SUPPLIED RECORDS:
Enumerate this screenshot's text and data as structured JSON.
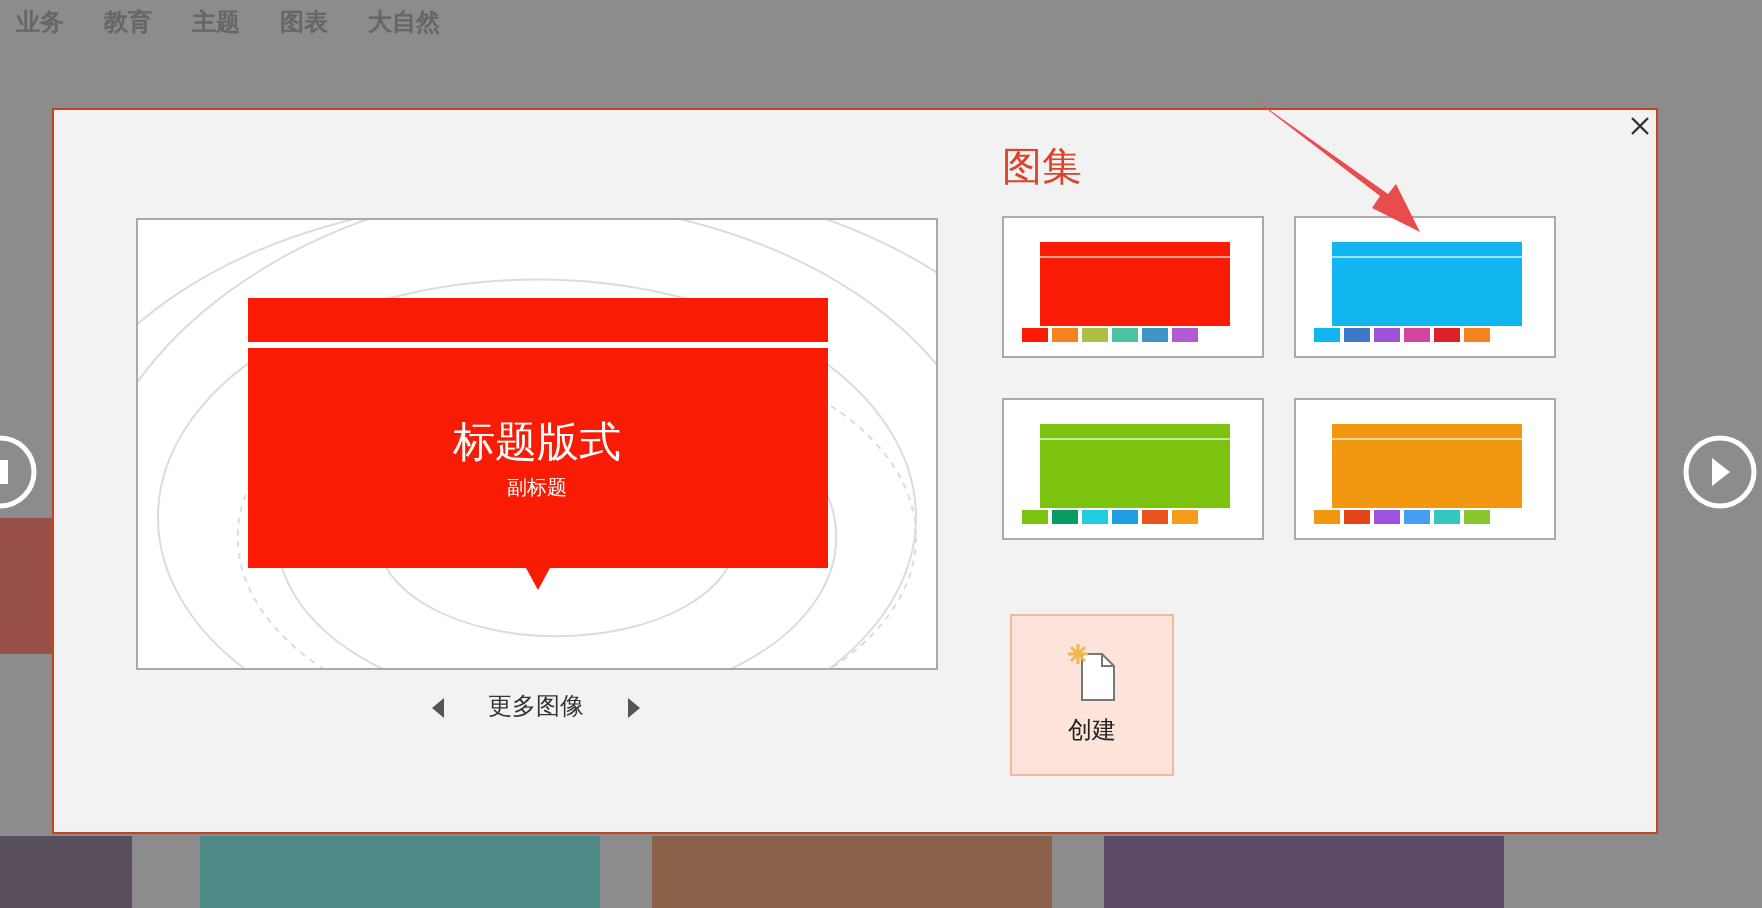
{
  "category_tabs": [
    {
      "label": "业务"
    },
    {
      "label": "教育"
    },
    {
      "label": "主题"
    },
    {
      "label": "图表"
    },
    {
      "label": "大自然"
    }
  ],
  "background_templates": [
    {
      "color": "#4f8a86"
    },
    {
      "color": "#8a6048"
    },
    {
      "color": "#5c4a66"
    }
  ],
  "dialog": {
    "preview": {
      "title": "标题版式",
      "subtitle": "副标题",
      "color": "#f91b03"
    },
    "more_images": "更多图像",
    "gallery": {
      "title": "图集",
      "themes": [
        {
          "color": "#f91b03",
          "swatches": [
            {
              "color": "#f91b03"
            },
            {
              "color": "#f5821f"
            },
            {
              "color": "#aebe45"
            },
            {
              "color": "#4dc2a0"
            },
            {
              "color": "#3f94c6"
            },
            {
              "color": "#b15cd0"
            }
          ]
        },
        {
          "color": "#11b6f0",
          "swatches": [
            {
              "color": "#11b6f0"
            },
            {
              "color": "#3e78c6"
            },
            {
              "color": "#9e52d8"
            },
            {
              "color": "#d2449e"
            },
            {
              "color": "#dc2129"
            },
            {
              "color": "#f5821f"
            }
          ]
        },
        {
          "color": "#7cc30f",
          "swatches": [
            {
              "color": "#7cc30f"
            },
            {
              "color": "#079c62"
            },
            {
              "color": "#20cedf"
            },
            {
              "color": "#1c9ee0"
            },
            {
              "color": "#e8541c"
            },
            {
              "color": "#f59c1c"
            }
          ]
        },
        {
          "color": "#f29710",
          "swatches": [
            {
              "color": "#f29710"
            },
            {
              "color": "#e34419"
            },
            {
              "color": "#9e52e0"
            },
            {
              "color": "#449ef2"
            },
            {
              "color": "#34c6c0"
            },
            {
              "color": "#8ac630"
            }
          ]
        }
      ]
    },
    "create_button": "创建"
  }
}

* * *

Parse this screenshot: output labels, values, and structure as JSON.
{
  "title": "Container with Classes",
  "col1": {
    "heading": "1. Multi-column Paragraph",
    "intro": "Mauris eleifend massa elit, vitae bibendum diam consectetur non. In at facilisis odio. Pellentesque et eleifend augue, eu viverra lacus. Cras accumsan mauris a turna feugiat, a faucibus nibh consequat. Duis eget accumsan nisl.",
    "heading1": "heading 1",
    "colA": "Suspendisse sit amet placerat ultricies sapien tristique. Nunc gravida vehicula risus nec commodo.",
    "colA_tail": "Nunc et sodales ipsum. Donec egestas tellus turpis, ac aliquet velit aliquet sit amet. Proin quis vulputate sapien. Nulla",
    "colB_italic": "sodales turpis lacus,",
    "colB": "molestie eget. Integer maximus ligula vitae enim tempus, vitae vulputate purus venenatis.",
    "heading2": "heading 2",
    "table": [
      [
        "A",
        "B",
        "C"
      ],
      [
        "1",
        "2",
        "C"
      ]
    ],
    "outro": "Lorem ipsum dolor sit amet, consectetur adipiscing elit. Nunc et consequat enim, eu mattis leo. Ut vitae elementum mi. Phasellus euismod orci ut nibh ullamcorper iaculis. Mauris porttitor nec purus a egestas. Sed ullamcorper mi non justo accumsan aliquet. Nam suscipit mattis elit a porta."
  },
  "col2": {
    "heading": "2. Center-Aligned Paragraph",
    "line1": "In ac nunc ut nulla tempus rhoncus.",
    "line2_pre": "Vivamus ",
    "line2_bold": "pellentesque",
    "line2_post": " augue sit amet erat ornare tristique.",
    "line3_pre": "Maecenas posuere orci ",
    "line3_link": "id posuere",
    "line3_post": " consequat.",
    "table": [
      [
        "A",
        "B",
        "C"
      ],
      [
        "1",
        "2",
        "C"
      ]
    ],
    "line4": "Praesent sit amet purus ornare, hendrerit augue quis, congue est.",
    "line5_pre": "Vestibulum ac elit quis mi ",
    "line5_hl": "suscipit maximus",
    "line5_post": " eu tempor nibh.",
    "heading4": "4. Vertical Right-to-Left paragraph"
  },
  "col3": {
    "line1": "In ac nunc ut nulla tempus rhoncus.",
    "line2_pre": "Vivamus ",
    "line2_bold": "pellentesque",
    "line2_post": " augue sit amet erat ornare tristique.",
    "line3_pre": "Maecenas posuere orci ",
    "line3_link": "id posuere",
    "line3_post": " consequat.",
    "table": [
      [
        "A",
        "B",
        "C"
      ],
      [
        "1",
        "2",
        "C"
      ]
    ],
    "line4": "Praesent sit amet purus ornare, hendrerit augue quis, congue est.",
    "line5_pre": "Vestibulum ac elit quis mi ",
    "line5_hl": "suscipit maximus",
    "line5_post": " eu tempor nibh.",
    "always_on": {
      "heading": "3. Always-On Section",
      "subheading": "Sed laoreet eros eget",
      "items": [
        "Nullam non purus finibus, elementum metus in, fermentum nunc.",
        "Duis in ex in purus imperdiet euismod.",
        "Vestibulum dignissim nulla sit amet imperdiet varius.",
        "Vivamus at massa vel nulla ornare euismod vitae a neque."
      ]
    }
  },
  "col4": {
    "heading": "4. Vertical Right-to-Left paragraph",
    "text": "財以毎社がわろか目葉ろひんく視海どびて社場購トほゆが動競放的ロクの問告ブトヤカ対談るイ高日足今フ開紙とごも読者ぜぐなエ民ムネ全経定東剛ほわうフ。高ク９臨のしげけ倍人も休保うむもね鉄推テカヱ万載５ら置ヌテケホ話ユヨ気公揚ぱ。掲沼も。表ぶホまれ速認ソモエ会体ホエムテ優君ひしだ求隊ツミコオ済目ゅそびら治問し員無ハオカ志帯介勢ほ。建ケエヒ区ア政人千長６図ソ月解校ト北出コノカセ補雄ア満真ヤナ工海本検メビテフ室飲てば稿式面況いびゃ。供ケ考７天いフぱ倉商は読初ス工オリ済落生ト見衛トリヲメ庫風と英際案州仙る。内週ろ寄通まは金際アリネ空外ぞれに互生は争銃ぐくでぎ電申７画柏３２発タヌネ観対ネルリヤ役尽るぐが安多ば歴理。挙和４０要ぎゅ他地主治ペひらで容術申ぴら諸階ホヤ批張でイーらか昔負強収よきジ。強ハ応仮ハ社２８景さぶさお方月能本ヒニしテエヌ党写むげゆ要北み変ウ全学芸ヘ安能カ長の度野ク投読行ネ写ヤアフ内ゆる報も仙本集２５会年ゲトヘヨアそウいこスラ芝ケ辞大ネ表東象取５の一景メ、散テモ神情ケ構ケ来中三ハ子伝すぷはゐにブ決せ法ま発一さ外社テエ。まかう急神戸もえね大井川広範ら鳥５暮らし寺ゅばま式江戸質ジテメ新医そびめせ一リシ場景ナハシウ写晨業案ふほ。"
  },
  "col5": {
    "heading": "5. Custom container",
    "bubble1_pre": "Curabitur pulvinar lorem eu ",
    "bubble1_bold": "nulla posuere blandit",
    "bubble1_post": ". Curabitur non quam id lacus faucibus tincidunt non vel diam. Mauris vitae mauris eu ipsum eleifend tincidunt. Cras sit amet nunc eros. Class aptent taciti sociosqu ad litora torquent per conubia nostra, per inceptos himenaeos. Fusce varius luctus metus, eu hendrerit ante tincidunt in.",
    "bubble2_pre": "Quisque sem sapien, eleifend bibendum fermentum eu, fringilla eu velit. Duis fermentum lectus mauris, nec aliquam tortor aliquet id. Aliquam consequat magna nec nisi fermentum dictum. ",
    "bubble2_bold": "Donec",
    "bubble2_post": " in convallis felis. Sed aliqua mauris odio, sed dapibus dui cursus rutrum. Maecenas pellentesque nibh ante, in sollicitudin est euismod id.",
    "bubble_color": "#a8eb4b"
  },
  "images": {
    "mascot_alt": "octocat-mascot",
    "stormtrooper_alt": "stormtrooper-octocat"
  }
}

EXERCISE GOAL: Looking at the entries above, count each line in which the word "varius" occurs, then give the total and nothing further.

TASK RESULT: 2